I'd like every entry returned exactly as it is, with the images left out.

Records shown –
·····
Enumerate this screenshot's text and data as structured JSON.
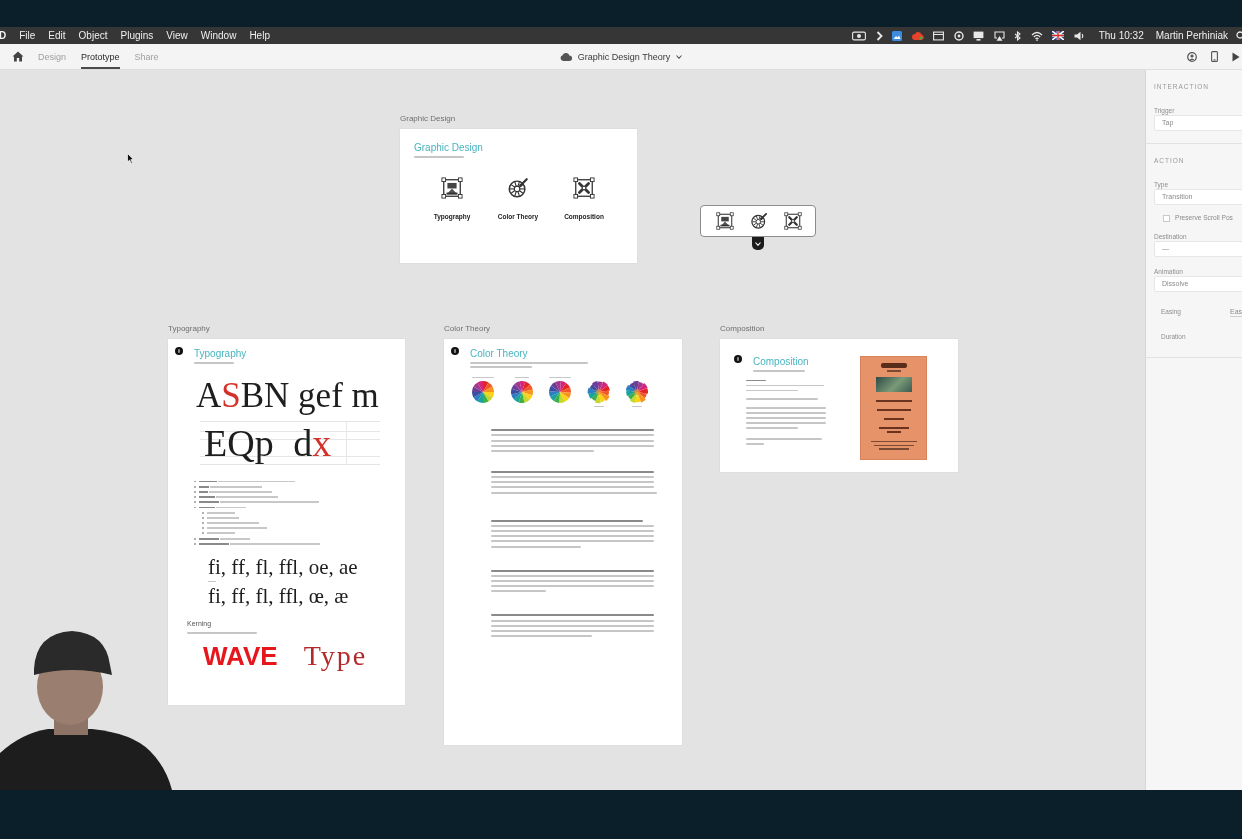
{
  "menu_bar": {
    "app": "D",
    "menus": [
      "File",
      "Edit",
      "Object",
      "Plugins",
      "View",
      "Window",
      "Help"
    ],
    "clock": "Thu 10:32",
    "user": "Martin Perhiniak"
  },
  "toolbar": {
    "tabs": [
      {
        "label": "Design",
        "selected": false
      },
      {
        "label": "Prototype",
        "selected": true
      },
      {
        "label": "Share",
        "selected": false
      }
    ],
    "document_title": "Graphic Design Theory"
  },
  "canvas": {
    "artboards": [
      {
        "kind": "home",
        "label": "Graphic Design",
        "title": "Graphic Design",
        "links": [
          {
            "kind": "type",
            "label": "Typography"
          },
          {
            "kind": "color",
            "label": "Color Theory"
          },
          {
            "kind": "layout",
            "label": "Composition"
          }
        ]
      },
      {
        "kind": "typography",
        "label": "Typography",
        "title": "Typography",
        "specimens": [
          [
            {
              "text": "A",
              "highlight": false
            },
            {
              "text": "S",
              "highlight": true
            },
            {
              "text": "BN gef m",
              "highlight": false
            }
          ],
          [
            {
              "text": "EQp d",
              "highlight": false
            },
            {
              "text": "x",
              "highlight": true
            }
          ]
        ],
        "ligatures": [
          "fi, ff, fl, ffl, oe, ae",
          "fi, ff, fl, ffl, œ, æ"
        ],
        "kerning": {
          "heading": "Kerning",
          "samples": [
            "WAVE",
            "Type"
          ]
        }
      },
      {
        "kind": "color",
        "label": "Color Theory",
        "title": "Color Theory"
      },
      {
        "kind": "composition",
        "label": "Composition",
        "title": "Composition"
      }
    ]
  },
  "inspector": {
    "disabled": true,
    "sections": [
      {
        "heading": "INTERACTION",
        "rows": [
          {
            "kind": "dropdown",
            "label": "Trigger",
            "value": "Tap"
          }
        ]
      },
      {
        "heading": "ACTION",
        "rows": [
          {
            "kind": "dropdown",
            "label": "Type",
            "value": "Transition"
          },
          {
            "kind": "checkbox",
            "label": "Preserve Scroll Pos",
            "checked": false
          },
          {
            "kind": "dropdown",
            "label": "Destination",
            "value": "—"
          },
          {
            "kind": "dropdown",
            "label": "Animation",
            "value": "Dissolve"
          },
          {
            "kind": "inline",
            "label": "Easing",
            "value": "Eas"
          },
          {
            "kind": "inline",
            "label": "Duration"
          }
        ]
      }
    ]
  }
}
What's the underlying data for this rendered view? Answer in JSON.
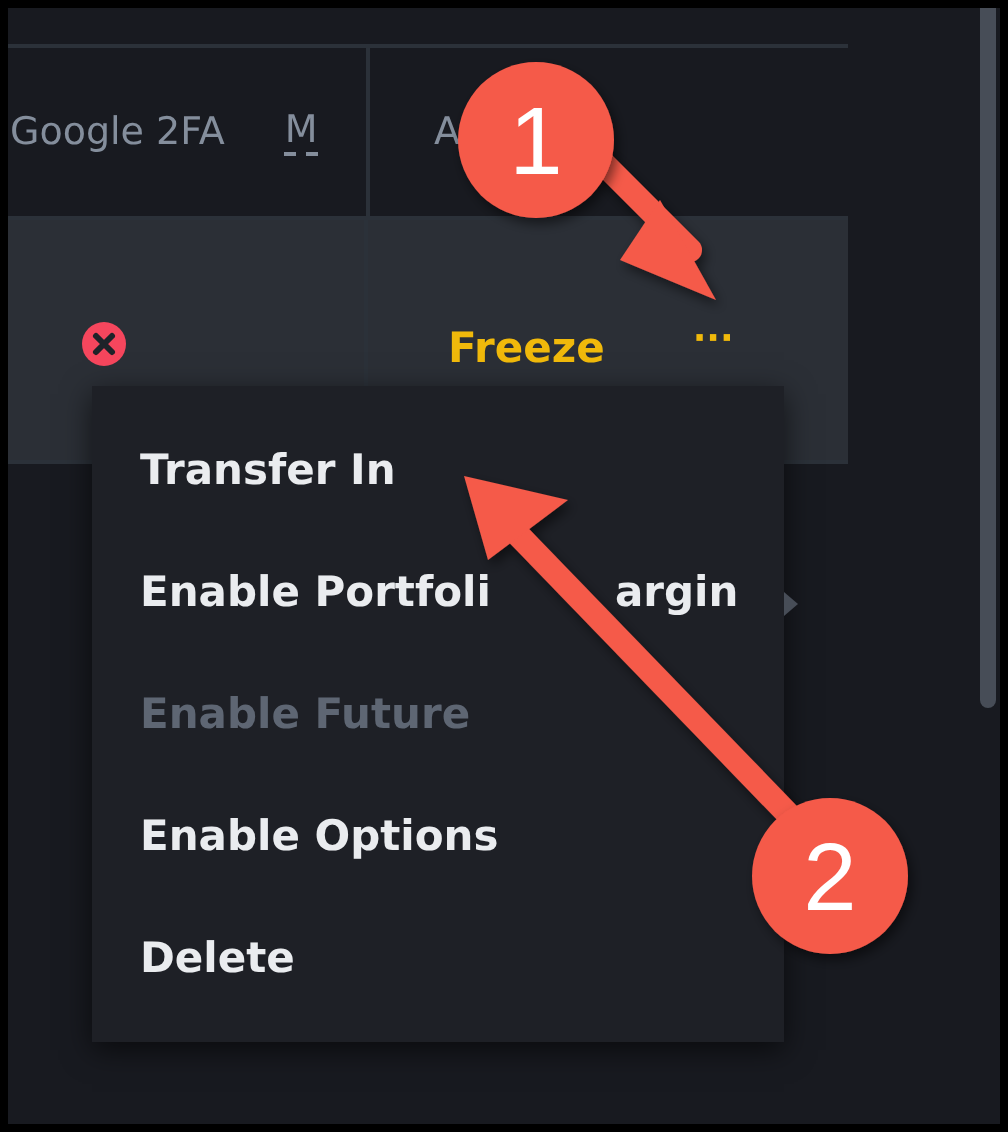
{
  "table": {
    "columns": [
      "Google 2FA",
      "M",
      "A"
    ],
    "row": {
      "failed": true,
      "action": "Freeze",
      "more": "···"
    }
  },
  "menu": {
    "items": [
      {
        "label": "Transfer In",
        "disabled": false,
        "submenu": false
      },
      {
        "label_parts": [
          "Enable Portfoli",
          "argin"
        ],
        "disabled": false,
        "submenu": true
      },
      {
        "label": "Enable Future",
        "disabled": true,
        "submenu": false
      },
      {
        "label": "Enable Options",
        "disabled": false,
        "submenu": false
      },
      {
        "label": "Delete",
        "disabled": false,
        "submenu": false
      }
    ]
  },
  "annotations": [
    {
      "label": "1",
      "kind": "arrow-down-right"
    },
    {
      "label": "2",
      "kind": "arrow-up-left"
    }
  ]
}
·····
Answer area –
Enumerate this screenshot's text and data as structured JSON.
{
  "menu_bar": {
    "app": "D",
    "menus": [
      "File",
      "Edit",
      "Object",
      "Plugins",
      "View",
      "Window",
      "Help"
    ],
    "clock": "Thu 10:32",
    "user": "Martin Perhiniak"
  },
  "toolbar": {
    "tabs": [
      {
        "label": "Design",
        "selected": false
      },
      {
        "label": "Prototype",
        "selected": true
      },
      {
        "label": "Share",
        "selected": false
      }
    ],
    "document_title": "Graphic Design Theory"
  },
  "canvas": {
    "artboards": [
      {
        "kind": "home",
        "label": "Graphic Design",
        "title": "Graphic Design",
        "links": [
          {
            "kind": "type",
            "label": "Typography"
          },
          {
            "kind": "color",
            "label": "Color Theory"
          },
          {
            "kind": "layout",
            "label": "Composition"
          }
        ]
      },
      {
        "kind": "typography",
        "label": "Typography",
        "title": "Typography",
        "specimens": [
          [
            {
              "text": "A",
              "highlight": false
            },
            {
              "text": "S",
              "highlight": true
            },
            {
              "text": "BN gef m",
              "highlight": false
            }
          ],
          [
            {
              "text": "EQp d",
              "highlight": false
            },
            {
              "text": "x",
              "highlight": true
            }
          ]
        ],
        "ligatures": [
          "fi, ff, fl, ffl, oe, ae",
          "fi, ff, fl, ffl, œ, æ"
        ],
        "kerning": {
          "heading": "Kerning",
          "samples": [
            "WAVE",
            "Type"
          ]
        }
      },
      {
        "kind": "color",
        "label": "Color Theory",
        "title": "Color Theory"
      },
      {
        "kind": "composition",
        "label": "Composition",
        "title": "Composition"
      }
    ]
  },
  "inspector": {
    "disabled": true,
    "sections": [
      {
        "heading": "INTERACTION",
        "rows": [
          {
            "kind": "dropdown",
            "label": "Trigger",
            "value": "Tap"
          }
        ]
      },
      {
        "heading": "ACTION",
        "rows": [
          {
            "kind": "dropdown",
            "label": "Type",
            "value": "Transition"
          },
          {
            "kind": "checkbox",
            "label": "Preserve Scroll Pos",
            "checked": false
          },
          {
            "kind": "dropdown",
            "label": "Destination",
            "value": "—"
          },
          {
            "kind": "dropdown",
            "label": "Animation",
            "value": "Dissolve"
          },
          {
            "kind": "inline",
            "label": "Easing",
            "value": "Eas"
          },
          {
            "kind": "inline",
            "label": "Duration"
          }
        ]
      }
    ]
  }
}
What's the underlying data for this rendered view? Answer in JSON.
{
  "table": {
    "columns": [
      "Google 2FA",
      "M",
      "A"
    ],
    "row": {
      "failed": true,
      "action": "Freeze",
      "more": "···"
    }
  },
  "menu": {
    "items": [
      {
        "label": "Transfer In",
        "disabled": false,
        "submenu": false
      },
      {
        "label_parts": [
          "Enable Portfoli",
          "argin"
        ],
        "disabled": false,
        "submenu": true
      },
      {
        "label": "Enable Future",
        "disabled": true,
        "submenu": false
      },
      {
        "label": "Enable Options",
        "disabled": false,
        "submenu": false
      },
      {
        "label": "Delete",
        "disabled": false,
        "submenu": false
      }
    ]
  },
  "annotations": [
    {
      "label": "1",
      "kind": "arrow-down-right"
    },
    {
      "label": "2",
      "kind": "arrow-up-left"
    }
  ]
}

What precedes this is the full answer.